● **YOUR INSTRUCTIONS**: Leaving the images out, output each entry below exactly.

● **RECORDS SHOWN**:
##########

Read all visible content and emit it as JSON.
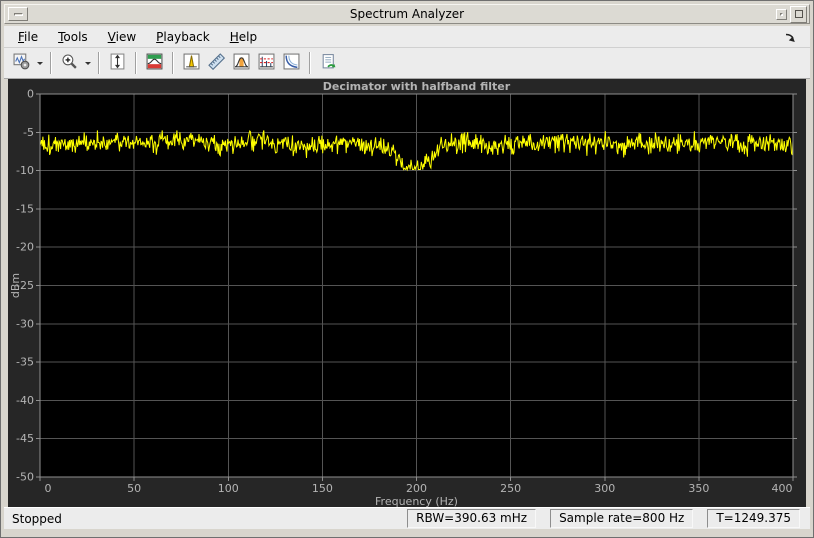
{
  "window": {
    "title": "Spectrum Analyzer",
    "controls": [
      {
        "name": "window-menu",
        "icon": "dash-icon"
      },
      {
        "name": "minimize",
        "icon": "dot-icon"
      },
      {
        "name": "maximize",
        "icon": "square-icon"
      }
    ]
  },
  "menu": {
    "items": [
      {
        "label": "File"
      },
      {
        "label": "Tools"
      },
      {
        "label": "View"
      },
      {
        "label": "Playback"
      },
      {
        "label": "Help"
      }
    ],
    "dock_icon": "dock-arrow-icon"
  },
  "toolbar": {
    "groups": [
      [
        {
          "name": "configuration-properties",
          "icon": "gear-chart-icon",
          "dropdown": true
        }
      ],
      [
        {
          "name": "zoom-in",
          "icon": "zoom-in-icon",
          "dropdown": true
        }
      ],
      [
        {
          "name": "scale-y-axis",
          "icon": "vertical-span-icon"
        }
      ],
      [
        {
          "name": "spectrum-settings",
          "icon": "spectrum-settings-icon"
        }
      ],
      [
        {
          "name": "peak-finder",
          "icon": "peak-finder-icon"
        },
        {
          "name": "cursor-measurements",
          "icon": "ruler-icon"
        },
        {
          "name": "channel-measurements",
          "icon": "channel-band-icon"
        },
        {
          "name": "distortion-measurements",
          "icon": "distortion-plot-icon"
        },
        {
          "name": "ccdf-measurements",
          "icon": "ccdf-curve-icon"
        }
      ],
      [
        {
          "name": "playback-export",
          "icon": "document-export-icon"
        }
      ]
    ]
  },
  "chart_data": {
    "type": "line",
    "title": "Decimator with halfband filter",
    "xlabel": "Frequency (Hz)",
    "ylabel": "dBm",
    "xlim": [
      0,
      400
    ],
    "ylim": [
      -50,
      0
    ],
    "x_ticks": [
      0,
      50,
      100,
      150,
      200,
      250,
      300,
      350,
      400
    ],
    "y_ticks": [
      0,
      -5,
      -10,
      -15,
      -20,
      -25,
      -30,
      -35,
      -40,
      -45,
      -50
    ],
    "grid": true,
    "plot_bg": "#000000",
    "panel_bg": "#262626",
    "grid_color": "#545454",
    "axis_color": "#8f8f8f",
    "label_color": "#b4b4b4",
    "series": [
      {
        "name": "spectrum-trace",
        "color": "#ffff00",
        "description": "Noisy spectrum around -6.3 dBm across 0-400 Hz with a notch dipping to about -9.6 dBm centered at 200 Hz",
        "noise_floor_dbm": -6.3,
        "noise_sd_db": 0.62,
        "notch_center_hz": 200,
        "notch_depth_db": 3.2,
        "notch_sigma_hz": 8,
        "clamp_dbm": [
          -9.85,
          -4.75
        ],
        "points": 1024,
        "seed": 1337
      }
    ]
  },
  "statusbar": {
    "state": "Stopped",
    "cells": [
      {
        "name": "rbw",
        "text": "RBW=390.63 mHz"
      },
      {
        "name": "sample-rate",
        "text": "Sample rate=800 Hz"
      },
      {
        "name": "time",
        "text": "T=1249.375"
      }
    ]
  }
}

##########

● **SOLVED EXERCISE**:
Read all visible content and emit it as JSON.
{
  "window": {
    "title": "Spectrum Analyzer",
    "controls": [
      {
        "name": "window-menu",
        "icon": "dash-icon"
      },
      {
        "name": "minimize",
        "icon": "dot-icon"
      },
      {
        "name": "maximize",
        "icon": "square-icon"
      }
    ]
  },
  "menu": {
    "items": [
      {
        "label": "File"
      },
      {
        "label": "Tools"
      },
      {
        "label": "View"
      },
      {
        "label": "Playback"
      },
      {
        "label": "Help"
      }
    ],
    "dock_icon": "dock-arrow-icon"
  },
  "toolbar": {
    "groups": [
      [
        {
          "name": "configuration-properties",
          "icon": "gear-chart-icon",
          "dropdown": true
        }
      ],
      [
        {
          "name": "zoom-in",
          "icon": "zoom-in-icon",
          "dropdown": true
        }
      ],
      [
        {
          "name": "scale-y-axis",
          "icon": "vertical-span-icon"
        }
      ],
      [
        {
          "name": "spectrum-settings",
          "icon": "spectrum-settings-icon"
        }
      ],
      [
        {
          "name": "peak-finder",
          "icon": "peak-finder-icon"
        },
        {
          "name": "cursor-measurements",
          "icon": "ruler-icon"
        },
        {
          "name": "channel-measurements",
          "icon": "channel-band-icon"
        },
        {
          "name": "distortion-measurements",
          "icon": "distortion-plot-icon"
        },
        {
          "name": "ccdf-measurements",
          "icon": "ccdf-curve-icon"
        }
      ],
      [
        {
          "name": "playback-export",
          "icon": "document-export-icon"
        }
      ]
    ]
  },
  "chart_data": {
    "type": "line",
    "title": "Decimator with halfband filter",
    "xlabel": "Frequency (Hz)",
    "ylabel": "dBm",
    "xlim": [
      0,
      400
    ],
    "ylim": [
      -50,
      0
    ],
    "x_ticks": [
      0,
      50,
      100,
      150,
      200,
      250,
      300,
      350,
      400
    ],
    "y_ticks": [
      0,
      -5,
      -10,
      -15,
      -20,
      -25,
      -30,
      -35,
      -40,
      -45,
      -50
    ],
    "grid": true,
    "plot_bg": "#000000",
    "panel_bg": "#262626",
    "grid_color": "#545454",
    "axis_color": "#8f8f8f",
    "label_color": "#b4b4b4",
    "series": [
      {
        "name": "spectrum-trace",
        "color": "#ffff00",
        "description": "Noisy spectrum around -6.3 dBm across 0-400 Hz with a notch dipping to about -9.6 dBm centered at 200 Hz",
        "noise_floor_dbm": -6.3,
        "noise_sd_db": 0.62,
        "notch_center_hz": 200,
        "notch_depth_db": 3.2,
        "notch_sigma_hz": 8,
        "clamp_dbm": [
          -9.85,
          -4.75
        ],
        "points": 1024,
        "seed": 1337
      }
    ]
  },
  "statusbar": {
    "state": "Stopped",
    "cells": [
      {
        "name": "rbw",
        "text": "RBW=390.63 mHz"
      },
      {
        "name": "sample-rate",
        "text": "Sample rate=800 Hz"
      },
      {
        "name": "time",
        "text": "T=1249.375"
      }
    ]
  }
}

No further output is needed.